Work task: All lines in the material containing the word "pagamenti" need to be copied.

◇ ◇ ◇ ◇

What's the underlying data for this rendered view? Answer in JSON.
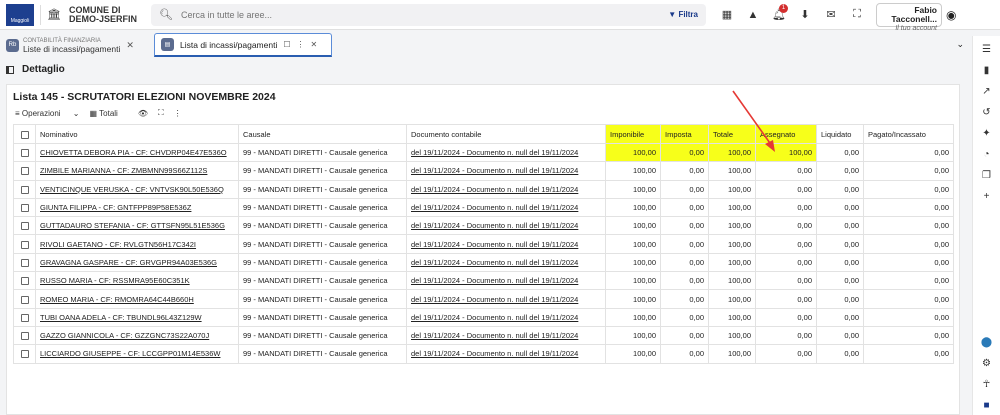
{
  "header": {
    "entity_line1": "COMUNE DI",
    "entity_line2": "DEMO-JSERFIN",
    "search_placeholder": "Cerca in tutte le aree...",
    "filter_label": "Filtra",
    "notification_count": "1",
    "user_name": "Fabio Tacconell...",
    "user_subtitle": "Il tuo account"
  },
  "tabs": [
    {
      "small": "CONTABILITÀ FINANZIARIA",
      "label": "Liste di incassi/pagamenti",
      "icon": "Rb"
    },
    {
      "label": "Lista di incassi/pagamenti"
    }
  ],
  "section_title": "Dettaglio",
  "card": {
    "title": "Lista 145 - SCRUTATORI ELEZIONI NOVEMBRE 2024",
    "toolbar": {
      "operations": "Operazioni",
      "totals": "Totali"
    }
  },
  "table": {
    "columns": [
      "Nominativo",
      "Causale",
      "Documento contabile",
      "Imponibile",
      "Imposta",
      "Totale",
      "Assegnato",
      "Liquidato",
      "Pagato/Incassato"
    ],
    "rows": [
      [
        "CHIOVETTA DEBORA PIA - CF: CHVDRP04E47E536O",
        "99 - MANDATI DIRETTI - Causale generica",
        "del 19/11/2024 - Documento n. null del 19/11/2024",
        "100,00",
        "0,00",
        "100,00",
        "100,00",
        "0,00",
        "0,00"
      ],
      [
        "ZIMBILE MARIANNA - CF: ZMBMNN99S66Z112S",
        "99 - MANDATI DIRETTI - Causale generica",
        "del 19/11/2024 - Documento n. null del 19/11/2024",
        "100,00",
        "0,00",
        "100,00",
        "0,00",
        "0,00",
        "0,00"
      ],
      [
        "VENTICINQUE VERUSKA - CF: VNTVSK90L50E536Q",
        "99 - MANDATI DIRETTI - Causale generica",
        "del 19/11/2024 - Documento n. null del 19/11/2024",
        "100,00",
        "0,00",
        "100,00",
        "0,00",
        "0,00",
        "0,00"
      ],
      [
        "GIUNTA FILIPPA - CF: GNTFPP89P58E536Z",
        "99 - MANDATI DIRETTI - Causale generica",
        "del 19/11/2024 - Documento n. null del 19/11/2024",
        "100,00",
        "0,00",
        "100,00",
        "0,00",
        "0,00",
        "0,00"
      ],
      [
        "GUTTADAURO STEFANIA - CF: GTTSFN95L51E536G",
        "99 - MANDATI DIRETTI - Causale generica",
        "del 19/11/2024 - Documento n. null del 19/11/2024",
        "100,00",
        "0,00",
        "100,00",
        "0,00",
        "0,00",
        "0,00"
      ],
      [
        "RIVOLI GAETANO - CF: RVLGTN56H17C342I",
        "99 - MANDATI DIRETTI - Causale generica",
        "del 19/11/2024 - Documento n. null del 19/11/2024",
        "100,00",
        "0,00",
        "100,00",
        "0,00",
        "0,00",
        "0,00"
      ],
      [
        "GRAVAGNA GASPARE - CF: GRVGPR94A03E536G",
        "99 - MANDATI DIRETTI - Causale generica",
        "del 19/11/2024 - Documento n. null del 19/11/2024",
        "100,00",
        "0,00",
        "100,00",
        "0,00",
        "0,00",
        "0,00"
      ],
      [
        "RUSSO MARIA - CF: RSSMRA95E60C351K",
        "99 - MANDATI DIRETTI - Causale generica",
        "del 19/11/2024 - Documento n. null del 19/11/2024",
        "100,00",
        "0,00",
        "100,00",
        "0,00",
        "0,00",
        "0,00"
      ],
      [
        "ROMEO MARIA - CF: RMOMRA64C44B660H",
        "99 - MANDATI DIRETTI - Causale generica",
        "del 19/11/2024 - Documento n. null del 19/11/2024",
        "100,00",
        "0,00",
        "100,00",
        "0,00",
        "0,00",
        "0,00"
      ],
      [
        "TUBI OANA ADELA - CF: TBUNDL96L43Z129W",
        "99 - MANDATI DIRETTI - Causale generica",
        "del 19/11/2024 - Documento n. null del 19/11/2024",
        "100,00",
        "0,00",
        "100,00",
        "0,00",
        "0,00",
        "0,00"
      ],
      [
        "GAZZO GIANNICOLA - CF: GZZGNC73S22A070J",
        "99 - MANDATI DIRETTI - Causale generica",
        "del 19/11/2024 - Documento n. null del 19/11/2024",
        "100,00",
        "0,00",
        "100,00",
        "0,00",
        "0,00",
        "0,00"
      ],
      [
        "LICCIARDO GIUSEPPE - CF: LCCGPP01M14E536W",
        "99 - MANDATI DIRETTI - Causale generica",
        "del 19/11/2024 - Documento n. null del 19/11/2024",
        "100,00",
        "0,00",
        "100,00",
        "0,00",
        "0,00",
        "0,00"
      ]
    ]
  },
  "colors": {
    "highlight": "#f7ff1a",
    "annotation_arrow": "#e53935",
    "brand": "#1d3f8f"
  }
}
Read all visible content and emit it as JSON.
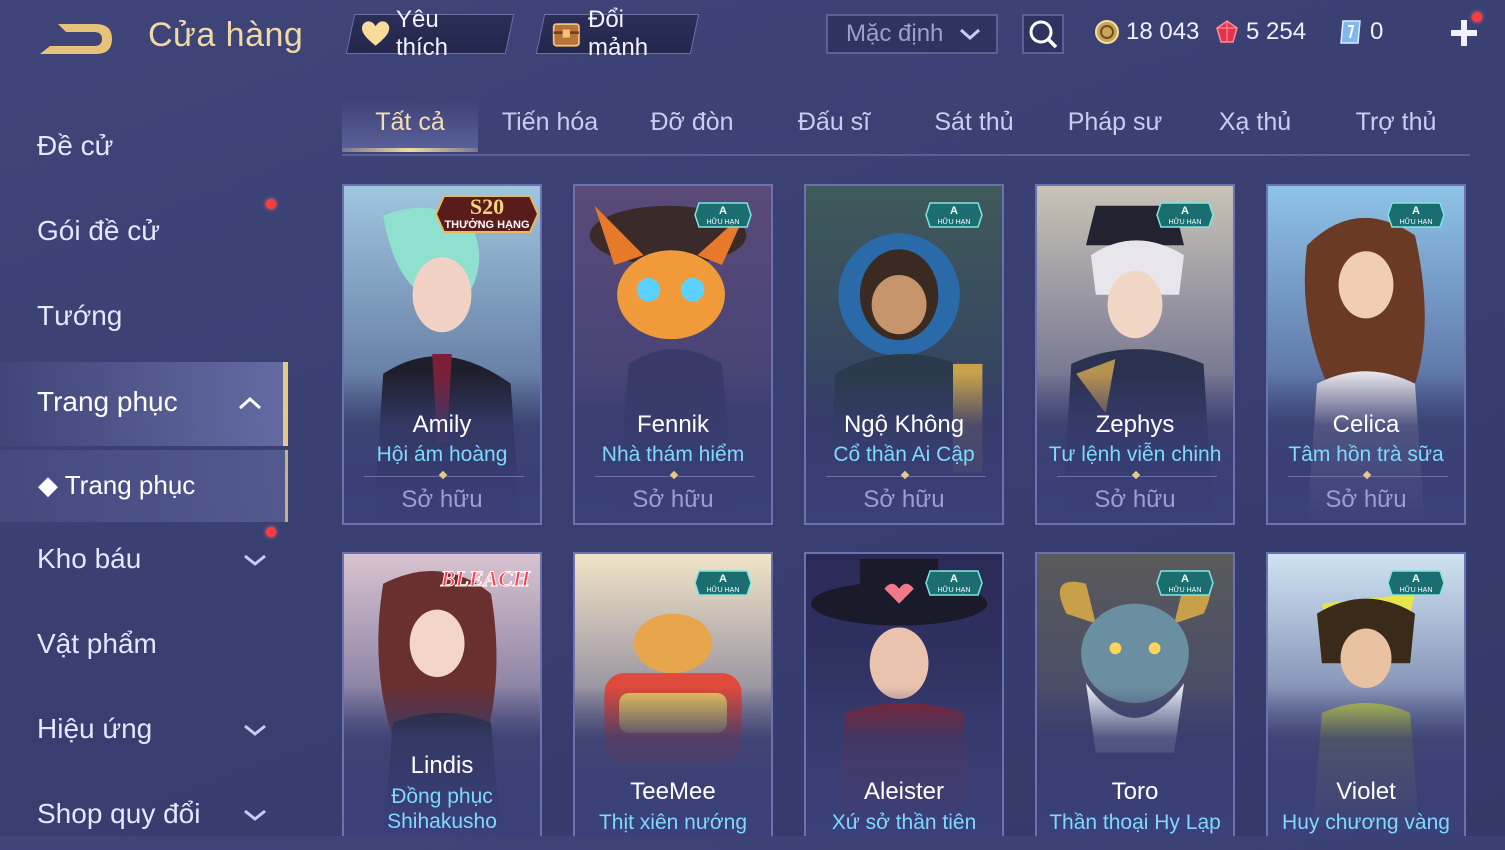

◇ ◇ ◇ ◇

Answer below:
      "label": "Liste di incassi/pagamenti",
      "label": "Lista di incassi/pagamenti"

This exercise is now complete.